at Salus — represents more than 20 different states from more than 50 different colleges and universities.
In addition to the Black Eyecare Perspective, additional 2022 Presidential Medal of Honor winners included Robert P. Bittel Jr., OD ‘83; Michael D. DePaolis, OD ‘82, FAAO; Neil W. Draisin, OD ‘71, FCOVD; Kovin Naidoo, OD ‘95, MPH, PhD, FAAO;
and Melissa A. Padilla, MPH ‘13
, whose posthumous award was accepted by her daughter, Ariana Campo.
The ceremony also recognized the 2022 Alumni Association Award recipients, which included:
Alexander Smith, OD ‘05
- Albert Fitch Memorial Alumna of the Year Award: Sarah Appel, OD ‘79, Resident ‘81, FAAO.
- George S. Osborne College of Audiology Alumna of the Year Award: Kimberly Cavitt, AuD ‘05.
- Physician Assistant Alumna of the Year Award: Michelle Fischer, MMS ‘09, PA-C.
- Blindness and Low Visions Studies Alumna of the Year: Missy Garber, PhD, MA, TVI ‘05.
- Occupational Therapy Alumna of the Year: Amanda Lyons, OTD ‘18, OTR/L.
- Public Service Award: Donald R. Smith, OD ‘73.
, vice president of Clinical Services for National Vision, flew up from Atlanta to see his father, Donald R. Smith, director of Clinical Services for National Vision, accept the Public Service Award.
“This award means everything,” said the younger Smith. “He was just saying that it took him 50 years to get an award, but he finally got one.” Dr. Smith said he grew up going to eye doctors, but he wasn’t initially interested in following in his father’s footsteps with a career in optometry. “Then I did an internship at one of my father’s offices and I thought, ‘The eye doctor has the best gig here,’” said Dr. Smith, who added that when his father graduated from the PCO
in 1971, there was no place for corporate optometry. “His whole thing was that there were good guys in corporate optometry,” said Alexander Smith. “That was his passion, that was his vision, to make everybody realize that.”
In accepting the Alumna of the Year Award for Blindness and Low Vision

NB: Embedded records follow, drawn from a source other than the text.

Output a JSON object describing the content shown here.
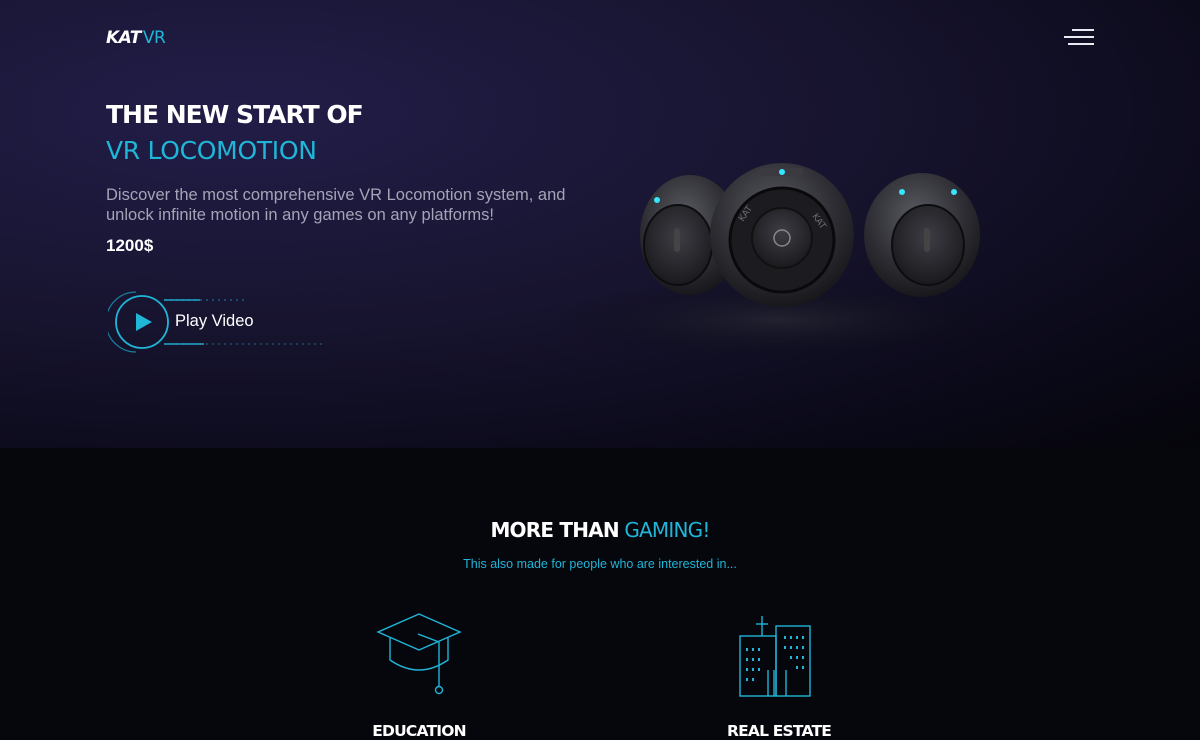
{
  "header": {
    "logo_primary": "KAT",
    "logo_secondary": "VR",
    "menu_icon": "hamburger-menu-icon"
  },
  "hero": {
    "title_line1": "THE NEW START OF",
    "title_line2": "VR LOCOMOTION",
    "description": "Discover the most comprehensive VR Locomotion system, and unlock infinite motion in any games on any platforms!",
    "price": "1200$",
    "play_label": "Play Video",
    "play_icon": "play-icon",
    "product_brand": "KAT"
  },
  "section": {
    "title_white": "MORE THAN",
    "title_accent": "GAMING!",
    "subtitle": "This also made for people who are interested in...",
    "features": [
      {
        "label": "EDUCATION",
        "icon": "graduation-cap-icon"
      },
      {
        "label": "REAL ESTATE",
        "icon": "buildings-icon"
      }
    ]
  },
  "colors": {
    "accent": "#1fb6d8",
    "hero_bg": "#1a1636",
    "page_bg": "#06060d",
    "text_muted": "#a4a4b6"
  }
}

(BLVS) Studies, Dr. Garber expressed how grateful she was to have had a relationship with the department for more than 20 years. When she graduated from what was then PCO’s Department of Graduate Studies, the BLVS department had just received a big grant from the Department of Education to train teachers for the National Center for Leadership in Visual Impairment.
“Instead of me going out and working right away with school-aged kids, the department hired me to be the project coordinator for that grant,” said Dr. Garber, who is still an adjunct professor at the University and works full-time at the Montgomery County Intermediate Unit. “I’m grateful that this relationship has continued. This award is such an honor.”
Salus president Michael H. Mittelman, OD ‘80, MPH, MBA, FAAO, FACHE
, noted that the ceremony honors those alumni from all walks of life and all of the University’s Colleges. "When you listen to their accomplishments, these people are changing the world. It’s only appropriate that we recognize their accomplishments,” said Dr. Mittelman. “I’m extremely proud, but it’s not about how I feel. I was looking at the faces of the faculty members who actually were working with these people and they’re unbelievably proud. I’m just amazed and proud that I can represent this group.”